Robot Koch’s recent album, The Next Billion Years, is as musically as it is philosophically ambitious. Inspired by a mysterious recording, which the German producer serendipitously came across, of the 20th-century French explorer, Jacques-Yves Cousteau, the album imagines and gives sounds to a far distant future. It was this big-picture view that inspired Robot’s decision to work with the grandeur of an orchestra, and the famed Estonian conductor Kristjan Järvi, on the album, opening up his electronic meditations to the Baltic Sea Philharmonic’s terrain of acoustic instruments and arrangements for the first time.
Now, Robot decides to zoom in on his grandiose album project, giving its tracks a stripped-down Foam and Sand rework. Foam and Sand is Koch’s ambient soundscape and visual project, which runs parallel to the composer’s eponymous releases. Using mainly tape recordings, the signature Foam and Sand sound is created with loops that magnify their regularities and imperfections of the recordings and which are then shaped by the artist into hazy meditative journeys.

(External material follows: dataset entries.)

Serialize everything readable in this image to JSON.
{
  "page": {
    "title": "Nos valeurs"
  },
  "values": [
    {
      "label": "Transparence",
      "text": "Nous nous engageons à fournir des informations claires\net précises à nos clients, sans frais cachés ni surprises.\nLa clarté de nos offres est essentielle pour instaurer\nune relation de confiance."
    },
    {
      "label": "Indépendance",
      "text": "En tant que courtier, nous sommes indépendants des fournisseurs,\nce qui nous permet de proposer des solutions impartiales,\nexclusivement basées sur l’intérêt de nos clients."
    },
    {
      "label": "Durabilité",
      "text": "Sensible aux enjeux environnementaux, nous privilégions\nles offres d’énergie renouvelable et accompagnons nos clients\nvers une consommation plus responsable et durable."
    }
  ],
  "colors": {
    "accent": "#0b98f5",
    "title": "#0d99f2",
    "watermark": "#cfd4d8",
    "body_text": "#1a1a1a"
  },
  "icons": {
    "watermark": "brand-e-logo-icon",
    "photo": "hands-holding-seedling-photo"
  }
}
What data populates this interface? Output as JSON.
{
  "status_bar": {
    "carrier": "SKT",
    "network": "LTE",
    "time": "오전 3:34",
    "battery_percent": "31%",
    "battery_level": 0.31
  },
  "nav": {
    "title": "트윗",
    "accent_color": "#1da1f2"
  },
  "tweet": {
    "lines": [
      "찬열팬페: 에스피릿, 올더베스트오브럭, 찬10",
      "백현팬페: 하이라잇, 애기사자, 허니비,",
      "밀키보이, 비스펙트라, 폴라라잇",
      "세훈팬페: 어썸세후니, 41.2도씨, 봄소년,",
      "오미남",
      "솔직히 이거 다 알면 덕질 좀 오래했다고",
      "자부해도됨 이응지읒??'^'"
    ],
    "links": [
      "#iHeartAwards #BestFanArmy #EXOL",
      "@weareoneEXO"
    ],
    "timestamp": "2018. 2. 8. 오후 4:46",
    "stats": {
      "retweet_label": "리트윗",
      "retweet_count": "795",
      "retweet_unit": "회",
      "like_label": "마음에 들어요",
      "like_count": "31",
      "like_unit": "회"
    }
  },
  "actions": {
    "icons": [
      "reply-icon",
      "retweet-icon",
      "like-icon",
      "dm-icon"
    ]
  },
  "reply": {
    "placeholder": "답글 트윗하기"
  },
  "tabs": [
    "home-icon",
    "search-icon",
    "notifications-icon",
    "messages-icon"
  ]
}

“One of the sonic hallmarks of Foam and Sand is that I embrace the unsteady beauty of tapes in the sound creation process,” says Koch. In reworking The Next Billion Years through these parameters, Koch not only embraced the imperfections of tape recordings but also allowed outtakes of the original album to find their space in the music. “The Next Billion Years” (Foam and Sand Reworks) is available now for download and streaming.
Listen here: https://robotkoch.lnk.to/TNBYFoamAndSand